Domestic violence issues have been a big part of the sports world, especially in the NFL, but Friday, the MLB took a step in the right direction by implementing their own new policy. This new policy covers domestic violence, sexual assault and child abuse issues.
This policy is jointly agreed upon with the MLB and the Players Union. The policy has a dual treatment and intervention program along with a disciplinary program.
For the treatment and intervention part, it will include the creation of a Joint Policy Board which will evaluate and supervise the player if treatment is needed. If no treatment is needed, there will be discipline in place.
There will be no minimum or maximum penalty if disciplinary action is taken. The Commissioner, however, can issue the discipline that he thinks is right for the crime committed. It is basically a case-by-case basis for the specific penalty.
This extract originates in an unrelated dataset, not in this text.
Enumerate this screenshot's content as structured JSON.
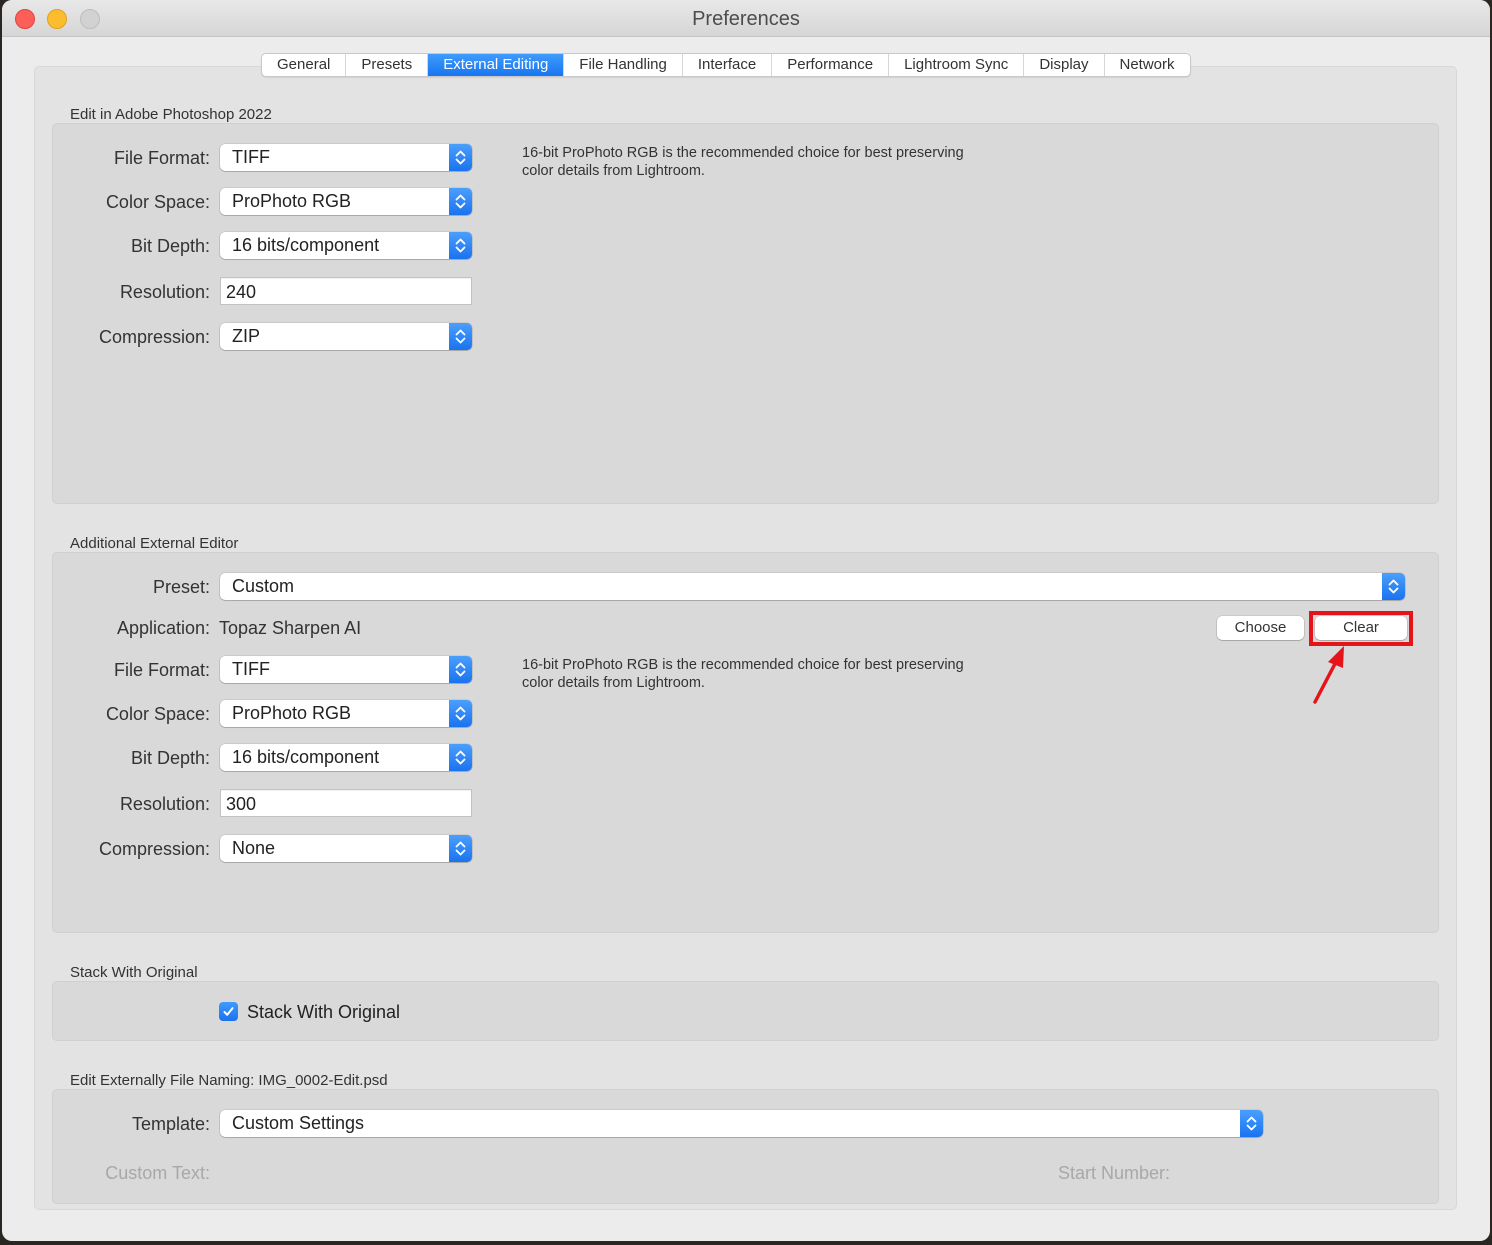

Whatever happens in the court system (guilty or not) has no bearing on the penalty handed down. In addition, the team cannot discipline a player unless the Commissioner gives them the authority to do so.
If a player wants to appeal, they will do so to an arbitration panel. Past discipline, if there is any, cannot be used as a basis of appeal.
There hasn’t really been any issues thus far in baseball in terms of domestic violence issues which lets Commissioner Rob Manfred set the precedent if and when there is a new case.
Here is the full text of the policy from the MLB Communications Twitter page:
MLB and the MLBPA have announced an agreement on a Joint Domestic Violence, Sexual Assault and Child Abuse Policy. pic.twitter.com/C1eTGljC6r
— MLB Communications (@MLB_PR) August 21, 2015